▸ **EXERCISE BRIEF**
Would you filter the listing below so that only lines with the word "this" remain?

---------- RECORD SET

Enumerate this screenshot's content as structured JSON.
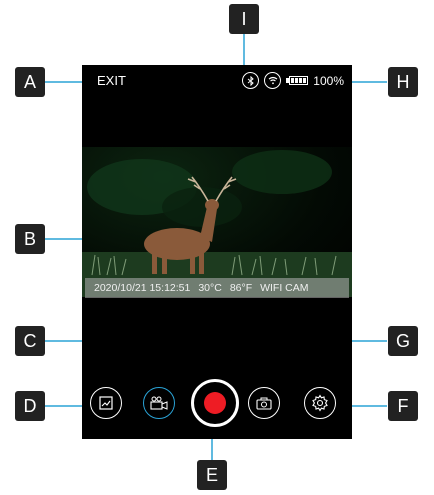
{
  "screen": {
    "exit_label": "EXIT",
    "battery_percent": "100%",
    "status_icons": [
      "bluetooth-icon",
      "wifi-icon",
      "battery-icon"
    ],
    "caption": {
      "datetime": "2020/10/21 15:12:51",
      "temp_c": "30°C",
      "temp_f": "86°F",
      "camera_name": "WIFI CAM"
    },
    "controls": [
      "gallery-icon",
      "video-camera-icon",
      "record-button",
      "photo-camera-icon",
      "settings-icon"
    ],
    "accent_color": "#2aa3d6",
    "record_color": "#ee1c24"
  },
  "callouts": {
    "A": "A",
    "B": "B",
    "C": "C",
    "D": "D",
    "E": "E",
    "F": "F",
    "G": "G",
    "H": "H",
    "I": "I"
  }
}
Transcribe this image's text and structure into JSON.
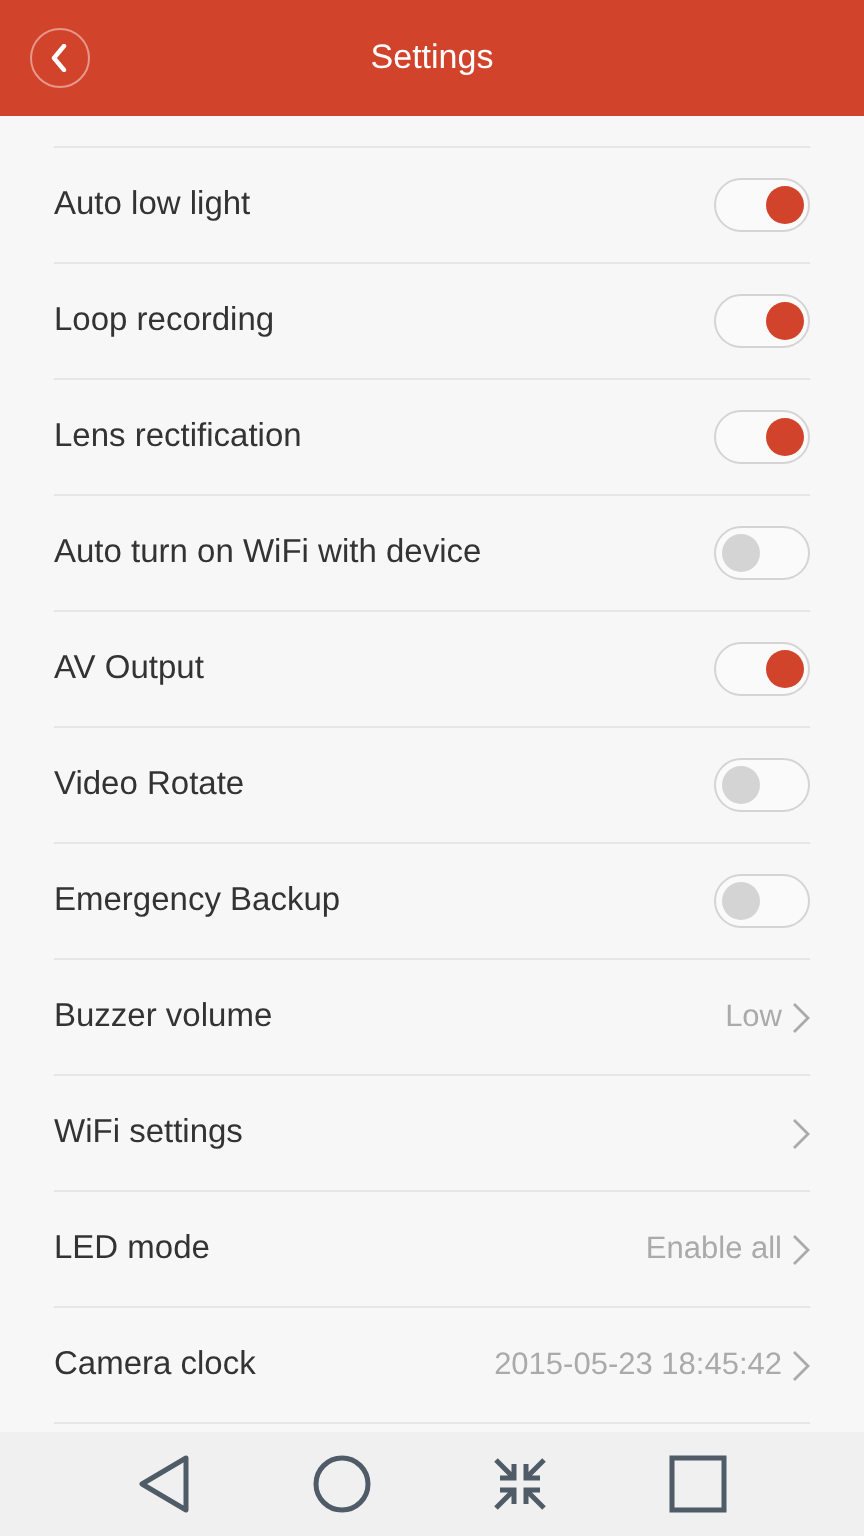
{
  "header": {
    "title": "Settings"
  },
  "rows": [
    {
      "kind": "toggle",
      "label": "Auto low light",
      "on": true
    },
    {
      "kind": "toggle",
      "label": "Loop recording",
      "on": true
    },
    {
      "kind": "toggle",
      "label": "Lens rectification",
      "on": true
    },
    {
      "kind": "toggle",
      "label": "Auto turn on WiFi with device",
      "on": false
    },
    {
      "kind": "toggle",
      "label": "AV Output",
      "on": true
    },
    {
      "kind": "toggle",
      "label": "Video Rotate",
      "on": false
    },
    {
      "kind": "toggle",
      "label": "Emergency Backup",
      "on": false
    },
    {
      "kind": "link",
      "label": "Buzzer volume",
      "value": "Low"
    },
    {
      "kind": "link",
      "label": "WiFi settings"
    },
    {
      "kind": "link",
      "label": "LED mode",
      "value": "Enable all"
    },
    {
      "kind": "link",
      "label": "Camera clock",
      "value": "2015-05-23 18:45:42"
    }
  ]
}
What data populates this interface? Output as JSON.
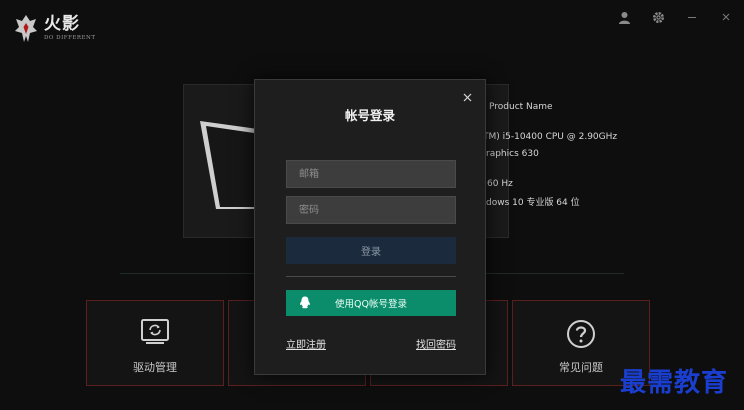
{
  "brand": {
    "name": "火影",
    "slogan": "DO DIFFERENT"
  },
  "window_controls": [
    "user-icon",
    "gear-icon",
    "minimize-icon",
    "close-icon"
  ],
  "product": {
    "product_name": "Product Name",
    "cpu": "TM) i5-10400 CPU @ 2.90GHz",
    "graphics": "raphics 630",
    "refresh": "60 Hz",
    "os": "dows 10 专业版  64 位"
  },
  "features": [
    {
      "label": "驱动管理",
      "icon": "driver-icon"
    },
    {
      "label": "常见问题",
      "icon": "question-icon"
    }
  ],
  "modal": {
    "title": "帐号登录",
    "email_placeholder": "邮箱",
    "password_placeholder": "密码",
    "login_label": "登录",
    "qq_login_label": "使用QQ帐号登录",
    "register_label": "立即注册",
    "forgot_label": "找回密码"
  },
  "watermark": "最需教育",
  "colors": {
    "qq_green": "#0b8c6a",
    "login_navy": "#1b2a3c",
    "feature_border": "#5a1f1f",
    "watermark_blue": "#1a3fd0"
  }
}
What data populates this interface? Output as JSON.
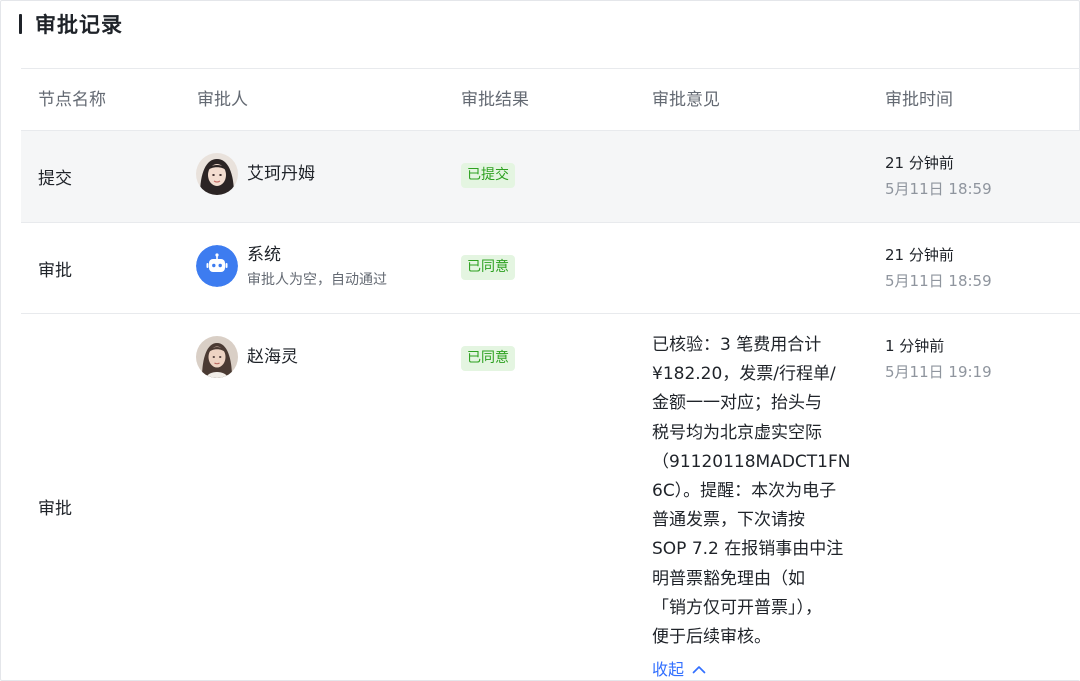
{
  "section": {
    "title": "审批记录"
  },
  "columns": {
    "node": "节点名称",
    "approver": "审批人",
    "result": "审批结果",
    "comment": "审批意见",
    "time": "审批时间"
  },
  "rows": [
    {
      "node": "提交",
      "approver": {
        "name": "艾珂丹姆",
        "sub": "",
        "avatar": "user-photo"
      },
      "result": "已提交",
      "comment": "",
      "time_relative": "21 分钟前",
      "time_absolute": "5月11日 18:59"
    },
    {
      "node": "审批",
      "approver": {
        "name": "系统",
        "sub": "审批人为空，自动通过",
        "avatar": "robot-icon"
      },
      "result": "已同意",
      "comment": "",
      "time_relative": "21 分钟前",
      "time_absolute": "5月11日 18:59"
    },
    {
      "node": "审批",
      "approver": {
        "name": "赵海灵",
        "sub": "",
        "avatar": "user-photo"
      },
      "result": "已同意",
      "comment": "已核验：3 笔费用合计\n¥182.20，发票/行程单/\n金额一一对应；抬头与\n税号均为北京虚实空际\n（91120118MADCT1FN\n6C）。提醒：本次为电子\n普通发票，下次请按\nSOP 7.2 在报销事由中注\n明普票豁免理由（如\n「销方仅可开普票」），\n便于后续审核。",
      "collapse_label": "收起",
      "time_relative": "1 分钟前",
      "time_absolute": "5月11日 19:19"
    }
  ],
  "colors": {
    "tag_green_text": "#2ea121",
    "tag_green_bg": "#e4f5e1",
    "link_blue": "#3370ff",
    "robot_blue": "#3d7cf0"
  }
}
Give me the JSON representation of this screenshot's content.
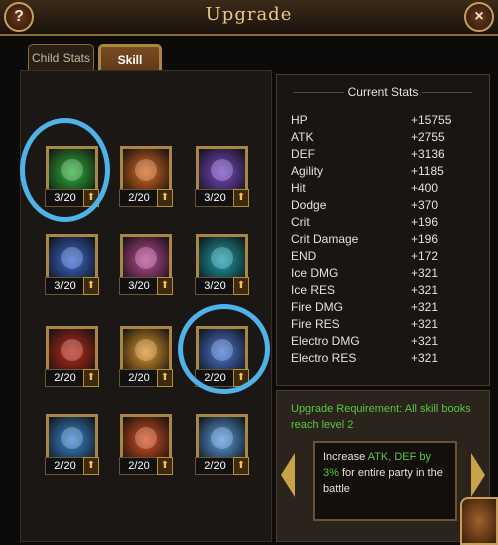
{
  "window": {
    "title": "Upgrade",
    "help_label": "?",
    "close_label": "×"
  },
  "tabs": [
    {
      "label": "Child Stats"
    },
    {
      "label": "Skill"
    }
  ],
  "skills": [
    {
      "count": "3/20",
      "icon": "green-orb-icon",
      "color": "#2fb63a"
    },
    {
      "count": "2/20",
      "icon": "fire-sword-icon",
      "color": "#e06a1e"
    },
    {
      "count": "3/20",
      "icon": "purple-shield-icon",
      "color": "#7a4ad0"
    },
    {
      "count": "3/20",
      "icon": "blue-gauntlet-icon",
      "color": "#3a6ad8"
    },
    {
      "count": "3/20",
      "icon": "pink-skull-icon",
      "color": "#c24a9a"
    },
    {
      "count": "3/20",
      "icon": "teal-figure-icon",
      "color": "#1aa3b0"
    },
    {
      "count": "2/20",
      "icon": "red-spear-icon",
      "color": "#c22a1a"
    },
    {
      "count": "2/20",
      "icon": "golden-blade-icon",
      "color": "#e39a2a"
    },
    {
      "count": "2/20",
      "icon": "blue-vortex-icon",
      "color": "#4a7ae0"
    },
    {
      "count": "2/20",
      "icon": "ice-crystal-icon",
      "color": "#3a8ad8"
    },
    {
      "count": "2/20",
      "icon": "flame-icon",
      "color": "#e0501e"
    },
    {
      "count": "2/20",
      "icon": "lightning-icon",
      "color": "#5aa0e8"
    }
  ],
  "stats": {
    "title": "Current Stats",
    "rows": [
      {
        "name": "HP",
        "value": "+15755"
      },
      {
        "name": "ATK",
        "value": "+2755"
      },
      {
        "name": "DEF",
        "value": "+3136"
      },
      {
        "name": "Agility",
        "value": "+1185"
      },
      {
        "name": "Hit",
        "value": "+400"
      },
      {
        "name": "Dodge",
        "value": "+370"
      },
      {
        "name": "Crit",
        "value": "+196"
      },
      {
        "name": "Crit Damage",
        "value": "+196"
      },
      {
        "name": "END",
        "value": "+172"
      },
      {
        "name": "Ice DMG",
        "value": "+321"
      },
      {
        "name": "Ice RES",
        "value": "+321"
      },
      {
        "name": "Fire DMG",
        "value": "+321"
      },
      {
        "name": "Fire RES",
        "value": "+321"
      },
      {
        "name": "Electro DMG",
        "value": "+321"
      },
      {
        "name": "Electro RES",
        "value": "+321"
      }
    ]
  },
  "requirement": {
    "text": "Upgrade Requirement: All skill books reach level 2"
  },
  "description": {
    "prefix": "Increase ",
    "highlight_stats": "ATK, DEF by",
    "highlight_pct": "3%",
    "suffix": " for entire party in the battle"
  }
}
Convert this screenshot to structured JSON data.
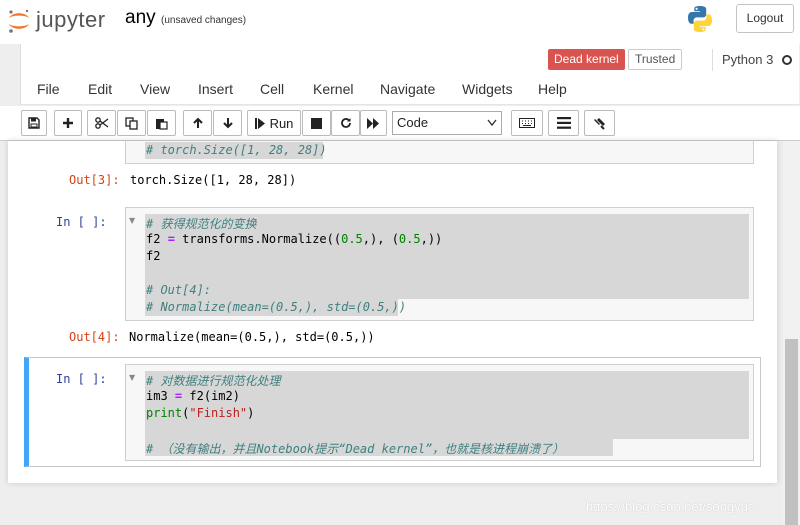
{
  "header": {
    "brand": "jupyter",
    "notebook_name": "any",
    "save_status": "(unsaved changes)",
    "logout_label": "Logout"
  },
  "status": {
    "kernel_state": "Dead kernel",
    "trusted_label": "Trusted",
    "kernel_name": "Python 3"
  },
  "menu": [
    "File",
    "Edit",
    "View",
    "Insert",
    "Cell",
    "Kernel",
    "Navigate",
    "Widgets",
    "Help"
  ],
  "toolbar": {
    "run_label": "Run",
    "cell_type": "Code",
    "icons": [
      "save-icon",
      "plus-icon",
      "cut-icon",
      "copy-icon",
      "paste-icon",
      "arrow-up-icon",
      "arrow-down-icon",
      "step-forward-icon",
      "stop-icon",
      "restart-icon",
      "fast-forward-icon",
      "keyboard-icon",
      "list-icon",
      "wrench-icon"
    ]
  },
  "cells": {
    "top_partial": {
      "line": "# torch.Size([1, 28, 28])"
    },
    "out3": {
      "prompt": "Out[3]:",
      "text": "torch.Size([1, 28, 28])"
    },
    "in4": {
      "prompt": "In  [  ]:",
      "comment1": "# 获得规范化的变换",
      "code_f2": "f2",
      "code_eq": "=",
      "code_call1": "transforms.Normalize((",
      "code_num1": "0.5",
      "code_mid": ",), (",
      "code_num2": "0.5",
      "code_end": ",))",
      "line2": "f2",
      "comment2": "# Out[4]:",
      "comment3": "# Normalize(mean=(0.5,), std=(0.5,))"
    },
    "out4": {
      "prompt": "Out[4]:",
      "text": "Normalize(mean=(0.5,), std=(0.5,))"
    },
    "in5": {
      "prompt": "In  [  ]:",
      "comment1": "# 对数据进行规范化处理",
      "code_im3": "im3",
      "code_eq": "=",
      "code_call": "f2(im2)",
      "code_print": "print",
      "code_paren1": "(",
      "code_str": "\"Finish\"",
      "code_paren2": ")",
      "comment2": "# （没有输出，并且Notebook提示“Dead kernel”，也就是核进程崩溃了）"
    }
  },
  "watermark": "https://blog.csdn.net/songyuc",
  "colors": {
    "dead_kernel": "#d9534f",
    "selected_cell_border": "#42a5f5",
    "out_prompt": "#d84315",
    "in_prompt": "#303f9f",
    "comment": "#408080"
  }
}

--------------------

▸ **YOUR RESPONSE**
Enumerate this screenshot's content as structured JSON.
Transcribe this image's text and structure into JSON.
What data populates this interface? Output as JSON.
What data populates this interface? Output as JSON.
Give me the JSON representation of this screenshot's content.
Convert this screenshot to structured JSON data.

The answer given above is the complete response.